Wait for Interrupt is a feature of the ARMv8-A architecture that puts the core in a low-power state by disabling most of the clocks in the core while keeping the core powered up. Apart from a small dynamic power overhead on the logic to enable the core to wake up from WFI low-power state, this reduces the power drawn to static leakage current only.
When executing the
WFI instruction, the core
waits for all instructions in the core to retire before entering the idle or low power
WFI instruction ensures that all explicit
memory accesses that occurred before the
in program order have retired. For example, the
instruction ensures that the following instructions received the required data or
responses from the L2 memory system:
In addition, the
ensures that store instructions have updated the cache or have been
issued to the SCU.
While the core is in WFI low-power state, the clocks in the core are temporarily enabled without causing the core to exit WFI low-power state, when any of the following events are detected:
Exit from WFI low-power state occurs when the core detects a reset or one of the WFI wake up events as described in the ARM® Architecture Reference Manual ARMv8, for ARMv8-A architecture profile.

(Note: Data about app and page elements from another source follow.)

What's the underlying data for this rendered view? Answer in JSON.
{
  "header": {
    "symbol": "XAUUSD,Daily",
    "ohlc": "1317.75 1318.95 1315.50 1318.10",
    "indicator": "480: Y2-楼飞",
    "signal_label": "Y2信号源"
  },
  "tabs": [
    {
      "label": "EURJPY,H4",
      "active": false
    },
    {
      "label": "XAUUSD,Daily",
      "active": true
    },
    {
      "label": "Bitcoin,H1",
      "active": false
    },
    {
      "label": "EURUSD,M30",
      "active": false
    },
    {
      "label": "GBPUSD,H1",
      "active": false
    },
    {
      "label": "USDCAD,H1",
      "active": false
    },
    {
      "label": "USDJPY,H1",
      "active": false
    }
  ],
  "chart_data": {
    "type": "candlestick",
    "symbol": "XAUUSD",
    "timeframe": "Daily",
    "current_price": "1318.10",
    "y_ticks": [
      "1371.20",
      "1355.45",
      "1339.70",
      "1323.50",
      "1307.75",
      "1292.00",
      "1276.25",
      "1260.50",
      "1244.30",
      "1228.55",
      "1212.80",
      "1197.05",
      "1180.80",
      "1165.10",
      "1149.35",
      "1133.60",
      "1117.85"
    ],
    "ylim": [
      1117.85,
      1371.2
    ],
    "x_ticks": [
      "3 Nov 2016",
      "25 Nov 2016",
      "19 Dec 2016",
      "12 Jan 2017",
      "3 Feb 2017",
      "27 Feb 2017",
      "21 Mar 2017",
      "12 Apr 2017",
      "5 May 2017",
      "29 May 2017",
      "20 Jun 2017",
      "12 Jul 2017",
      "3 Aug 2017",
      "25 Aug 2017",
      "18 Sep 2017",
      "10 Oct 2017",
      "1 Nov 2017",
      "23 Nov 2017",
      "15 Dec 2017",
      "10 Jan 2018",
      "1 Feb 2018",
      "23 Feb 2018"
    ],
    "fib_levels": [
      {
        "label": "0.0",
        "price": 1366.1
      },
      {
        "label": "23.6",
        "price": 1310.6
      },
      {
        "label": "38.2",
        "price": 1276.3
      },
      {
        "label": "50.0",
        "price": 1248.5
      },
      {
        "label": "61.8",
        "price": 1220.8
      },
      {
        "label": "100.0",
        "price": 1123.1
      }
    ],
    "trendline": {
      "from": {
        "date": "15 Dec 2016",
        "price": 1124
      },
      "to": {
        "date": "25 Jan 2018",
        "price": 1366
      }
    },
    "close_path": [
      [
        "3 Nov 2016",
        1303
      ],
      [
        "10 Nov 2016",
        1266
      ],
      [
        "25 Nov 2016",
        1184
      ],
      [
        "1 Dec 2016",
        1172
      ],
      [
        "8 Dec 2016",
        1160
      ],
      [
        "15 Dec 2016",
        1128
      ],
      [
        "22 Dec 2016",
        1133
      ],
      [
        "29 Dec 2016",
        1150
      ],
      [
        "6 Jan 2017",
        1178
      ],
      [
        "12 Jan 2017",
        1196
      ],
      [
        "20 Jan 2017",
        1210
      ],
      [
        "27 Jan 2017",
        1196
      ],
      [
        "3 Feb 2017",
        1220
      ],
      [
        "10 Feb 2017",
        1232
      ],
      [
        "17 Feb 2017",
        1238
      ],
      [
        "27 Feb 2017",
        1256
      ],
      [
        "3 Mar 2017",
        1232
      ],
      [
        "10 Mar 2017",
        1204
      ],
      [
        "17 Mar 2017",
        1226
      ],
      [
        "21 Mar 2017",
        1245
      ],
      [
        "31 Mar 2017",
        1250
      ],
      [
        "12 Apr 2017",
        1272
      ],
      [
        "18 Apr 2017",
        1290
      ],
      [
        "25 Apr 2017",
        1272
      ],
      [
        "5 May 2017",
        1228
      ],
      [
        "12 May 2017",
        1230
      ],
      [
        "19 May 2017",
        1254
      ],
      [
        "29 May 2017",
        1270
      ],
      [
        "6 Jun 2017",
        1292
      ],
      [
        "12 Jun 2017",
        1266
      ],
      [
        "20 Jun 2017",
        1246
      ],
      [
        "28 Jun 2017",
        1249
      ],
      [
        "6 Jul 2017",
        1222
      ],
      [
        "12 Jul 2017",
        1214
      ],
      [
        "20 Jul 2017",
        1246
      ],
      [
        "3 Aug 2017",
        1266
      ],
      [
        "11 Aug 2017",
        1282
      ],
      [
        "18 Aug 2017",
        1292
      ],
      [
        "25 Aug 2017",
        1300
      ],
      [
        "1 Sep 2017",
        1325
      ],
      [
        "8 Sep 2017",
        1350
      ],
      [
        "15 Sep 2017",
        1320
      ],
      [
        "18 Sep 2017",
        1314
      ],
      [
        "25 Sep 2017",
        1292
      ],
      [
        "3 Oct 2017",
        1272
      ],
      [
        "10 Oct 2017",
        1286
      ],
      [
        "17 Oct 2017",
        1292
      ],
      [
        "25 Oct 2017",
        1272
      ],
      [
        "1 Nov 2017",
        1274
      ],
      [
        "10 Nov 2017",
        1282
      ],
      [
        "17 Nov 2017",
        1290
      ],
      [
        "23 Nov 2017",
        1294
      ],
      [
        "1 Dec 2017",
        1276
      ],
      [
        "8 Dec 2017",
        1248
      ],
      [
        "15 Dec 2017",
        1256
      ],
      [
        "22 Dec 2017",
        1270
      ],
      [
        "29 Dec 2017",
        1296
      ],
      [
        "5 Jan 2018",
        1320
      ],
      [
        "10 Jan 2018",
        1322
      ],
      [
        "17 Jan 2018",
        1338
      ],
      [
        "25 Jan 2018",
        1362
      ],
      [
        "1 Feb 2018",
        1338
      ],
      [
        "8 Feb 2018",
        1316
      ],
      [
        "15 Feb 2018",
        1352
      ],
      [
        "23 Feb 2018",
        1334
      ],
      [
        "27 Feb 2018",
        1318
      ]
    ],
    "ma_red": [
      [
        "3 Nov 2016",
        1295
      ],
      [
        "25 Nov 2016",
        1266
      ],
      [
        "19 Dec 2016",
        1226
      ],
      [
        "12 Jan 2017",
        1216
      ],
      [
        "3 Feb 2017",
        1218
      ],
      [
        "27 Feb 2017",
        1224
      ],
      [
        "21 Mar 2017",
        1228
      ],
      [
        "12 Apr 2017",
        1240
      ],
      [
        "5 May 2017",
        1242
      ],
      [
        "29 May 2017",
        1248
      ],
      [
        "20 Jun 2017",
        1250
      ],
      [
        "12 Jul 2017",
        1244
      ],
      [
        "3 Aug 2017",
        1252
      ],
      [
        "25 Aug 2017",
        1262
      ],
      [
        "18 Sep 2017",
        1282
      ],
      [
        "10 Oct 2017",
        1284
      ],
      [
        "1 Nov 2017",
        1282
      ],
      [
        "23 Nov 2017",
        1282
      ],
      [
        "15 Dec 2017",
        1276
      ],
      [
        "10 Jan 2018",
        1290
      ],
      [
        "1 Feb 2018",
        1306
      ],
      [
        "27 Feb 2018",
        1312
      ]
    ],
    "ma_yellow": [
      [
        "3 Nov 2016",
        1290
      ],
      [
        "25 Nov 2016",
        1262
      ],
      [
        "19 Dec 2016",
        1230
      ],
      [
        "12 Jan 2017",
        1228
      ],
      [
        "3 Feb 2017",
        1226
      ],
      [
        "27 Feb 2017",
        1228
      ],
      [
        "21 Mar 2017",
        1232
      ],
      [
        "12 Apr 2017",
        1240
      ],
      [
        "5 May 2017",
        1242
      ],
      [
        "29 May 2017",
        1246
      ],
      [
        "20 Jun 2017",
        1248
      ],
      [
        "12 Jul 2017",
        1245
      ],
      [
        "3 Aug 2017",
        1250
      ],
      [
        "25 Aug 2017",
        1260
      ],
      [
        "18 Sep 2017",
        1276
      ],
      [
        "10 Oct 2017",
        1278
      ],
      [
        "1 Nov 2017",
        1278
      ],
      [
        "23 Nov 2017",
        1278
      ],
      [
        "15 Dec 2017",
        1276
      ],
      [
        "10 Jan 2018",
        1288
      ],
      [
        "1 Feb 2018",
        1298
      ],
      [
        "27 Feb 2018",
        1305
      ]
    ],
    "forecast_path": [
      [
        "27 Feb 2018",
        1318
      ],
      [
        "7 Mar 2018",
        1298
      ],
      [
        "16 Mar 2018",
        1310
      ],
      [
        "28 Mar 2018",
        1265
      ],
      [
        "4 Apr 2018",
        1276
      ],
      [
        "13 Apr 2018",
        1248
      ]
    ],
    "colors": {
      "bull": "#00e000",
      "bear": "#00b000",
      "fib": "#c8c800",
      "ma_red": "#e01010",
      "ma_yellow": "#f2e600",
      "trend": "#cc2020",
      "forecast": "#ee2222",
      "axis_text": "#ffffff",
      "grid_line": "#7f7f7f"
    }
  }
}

On entry into WFI low-power state, STANDBYWFI for that core is asserted. Assertion of STANDBYWFI guarantees that the core is in idle and low-power state. STANDBYWFI continues to assert even if the clocks in the core are temporarily enabled because of an L2 snoop request, cache or TLB maintenance operation, or an APB access.
STANDBYWFI does not indicate completion of L2 memory system transactions initiated by the processor. All Cortex®‑A32 processor implementations contain an L2 memory system. This includes implementations without an L2 cache.